Given the FDA’s past practices with diabetes medications, I see three outcomes next week. The first is outright approval, most likely with a black box warning related to the risk of diabetic ketoacidosis and a risk management strategy. The FDA could reject the drug in lieu of a more stringent/better-defined risk management strategy (what I meant earlier by “procedural grounds”), which I believe Lexicon and Sanofi could address in around six months, leaving the door open to an eventual approval before the end of 2019. Last and worst would be a rejection that demands a trial of the risk management strategy before reconsidering approval.

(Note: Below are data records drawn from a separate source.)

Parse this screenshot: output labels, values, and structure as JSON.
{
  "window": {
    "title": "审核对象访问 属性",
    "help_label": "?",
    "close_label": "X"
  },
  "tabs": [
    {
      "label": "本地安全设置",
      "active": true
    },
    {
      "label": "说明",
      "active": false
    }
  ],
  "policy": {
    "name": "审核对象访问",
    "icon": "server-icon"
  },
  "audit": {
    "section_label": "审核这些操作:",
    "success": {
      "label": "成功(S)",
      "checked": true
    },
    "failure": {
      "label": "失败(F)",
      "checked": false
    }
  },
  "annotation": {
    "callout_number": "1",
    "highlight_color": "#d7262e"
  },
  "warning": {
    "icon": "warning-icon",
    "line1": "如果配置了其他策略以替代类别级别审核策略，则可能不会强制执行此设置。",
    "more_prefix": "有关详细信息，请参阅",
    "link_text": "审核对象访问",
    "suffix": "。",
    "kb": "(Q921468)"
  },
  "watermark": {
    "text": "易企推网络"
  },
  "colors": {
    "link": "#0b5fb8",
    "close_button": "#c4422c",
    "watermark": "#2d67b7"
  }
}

Beyond the T1D indication, Sanofi (SNY) continues to work on a broad clinical program for Zynquista in T2D. Some of these studies will report out this year, with data in the second, third, and fourth quarters and an expected filing with the FDA in 2020. As a reminder, Lexicon is entitled to over $100 million in Phase III-related milestones and over $200 million in commercialization milestones that could pay out over the next two years or so (as well as $100 million tied to longer-term outcome studies).
Sanofi’s Phase III program has focused on the potential benefits of Zynquista in T2D patients with renal disease. With upwards of 40% of the T2D market experiencing some level of renal impairment (and around 16% to 20% at Grade 3/4), this is a sound strategy to differentiate this late-to-market SGLT-1/2 inhibitor, and one where prior clinical data do suggest that the drug can distinguish itself positively.
Zynquista’s fate in T1D will soon be known and approval would add about $3.50/share in value relative to my current probability-adjusted value for the drug. All told, I continue to value the Zynquista program at around $11 on a risk-adjusted basis. Xermelo in carcinoid-related diarrhea adds in another $2.50, while the company’s early-stage pipeline (Xermelo in biliary tract cancer and NET, LX9211 in pain, and LX2761 in diabetes) adds about $1.50. As far as the early-stage pipeline goes, management has started a Phase II combo study of Xermelo in BTC and will soon be starting a Phase Ib study of LX9211. Development of LX2761 appears to be on hold for now, with management waiting for combo results from Zynquista studies to guide further development.
The Bottom Line
Long-term Lexicon shareholders have been through a lot, and a lot is still riding on the FDA’s decision regarding Zynquista. While FDA approval for the T1D indication and strong clinical data from Sanofi on the T2D indication should drive a higher share price, there’s still a lot of risk in this name (including regulatory, developmental, and execution/commercialization risk) and it’s not suitable for more risk-averse investors.
Disclosure: I am/we are long LXRX. I wrote this article myself, and it expresses my own opinions. I am not receiving compensation for it (other than from Seeking Alpha). I have no business relationship with any company whose stock is mentioned in this article.